● **WHAT TO DO**:
The records that follow need to be printed exactly. Leave out each image.

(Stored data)
-------------------------

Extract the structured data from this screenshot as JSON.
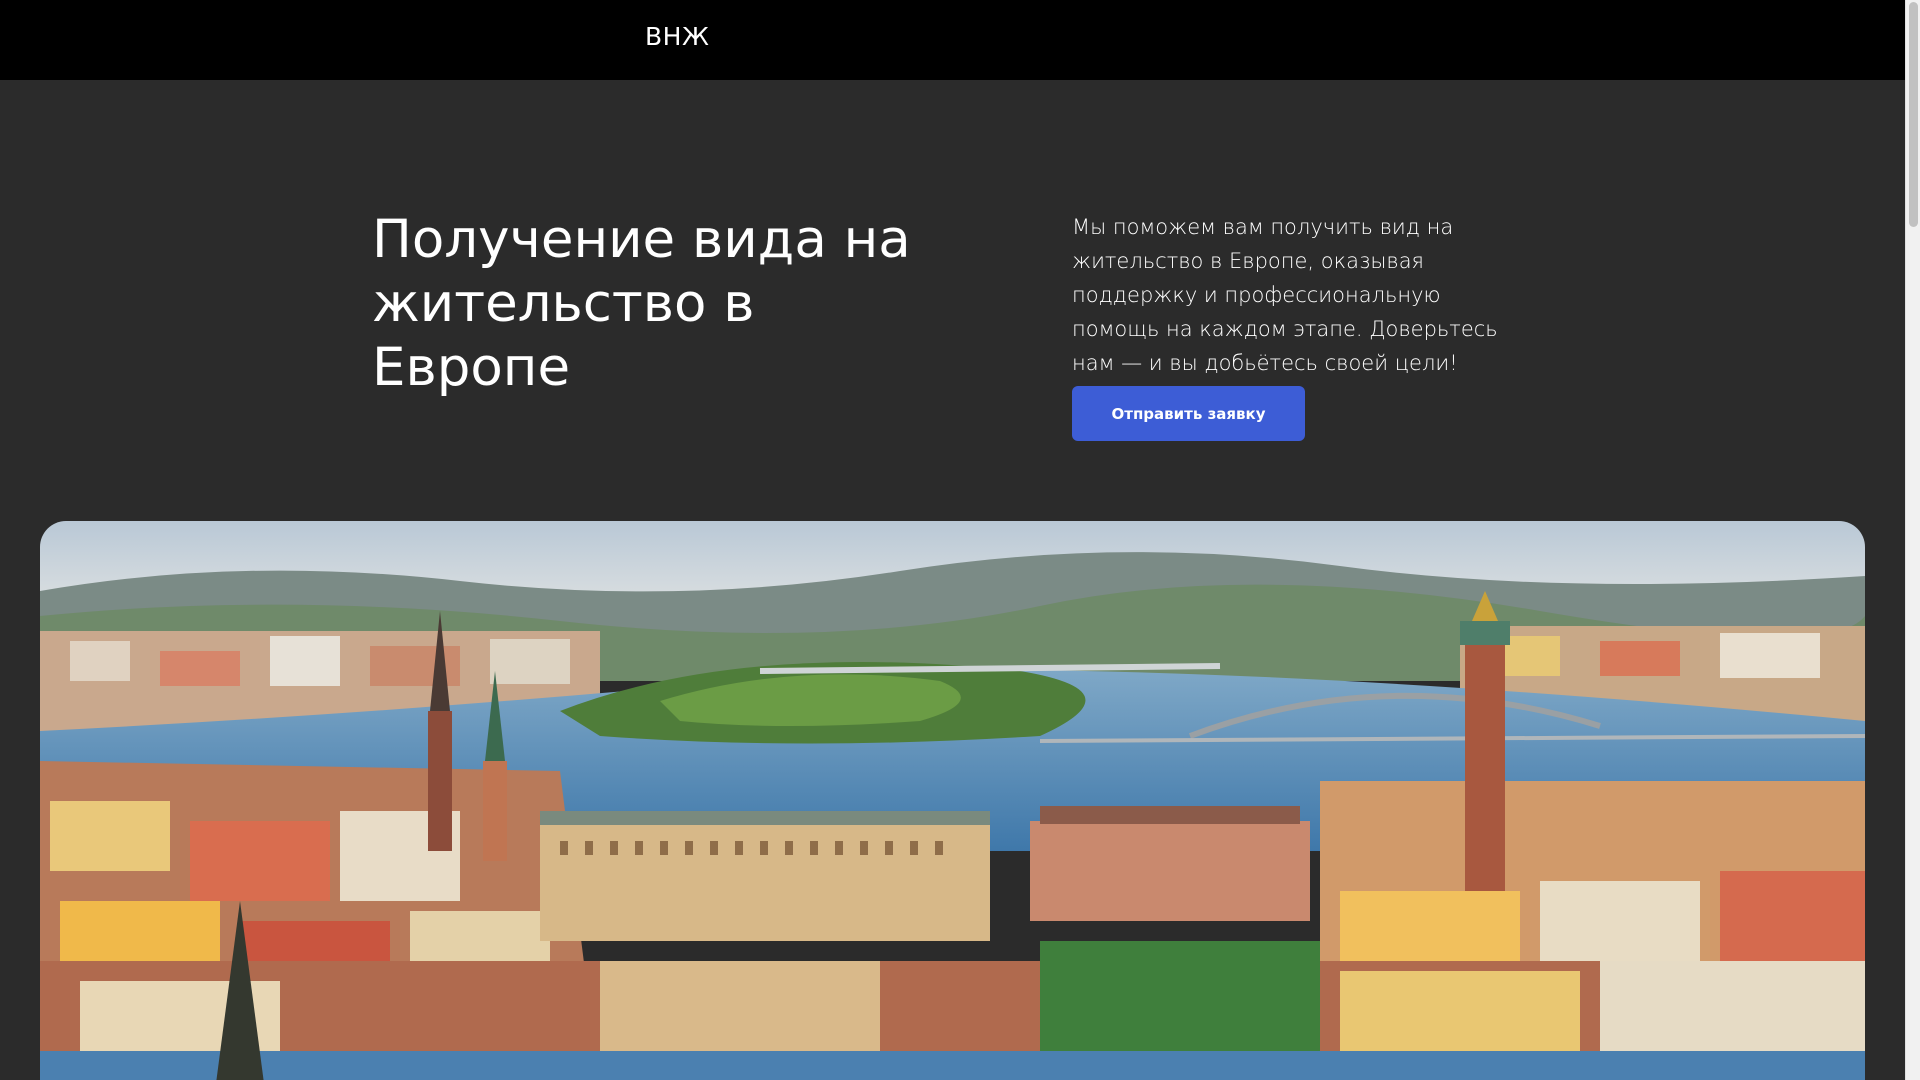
{
  "header": {
    "logo": "ВНЖ"
  },
  "hero": {
    "title": "Получение вида на жительство в Европе",
    "description": "Мы поможем вам получить вид на жительство в Европе, оказывая поддержку и профессиональную помощь на каждом этапе. Доверьтесь нам — и вы добьётесь своей цели!",
    "cta_label": "Отправить заявку"
  },
  "image": {
    "description": "aerial-city-panorama"
  },
  "colors": {
    "background": "#2b2b2b",
    "header": "#000000",
    "accent": "#3d5dd6"
  }
}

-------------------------

● **FINISHED TASK**:
Extract the structured data from this screenshot as JSON.
{
  "header": {
    "logo": "ВНЖ"
  },
  "hero": {
    "title": "Получение вида на жительство в Европе",
    "description": "Мы поможем вам получить вид на жительство в Европе, оказывая поддержку и профессиональную помощь на каждом этапе. Доверьтесь нам — и вы добьётесь своей цели!",
    "cta_label": "Отправить заявку"
  },
  "image": {
    "description": "aerial-city-panorama"
  },
  "colors": {
    "background": "#2b2b2b",
    "header": "#000000",
    "accent": "#3d5dd6"
  }
}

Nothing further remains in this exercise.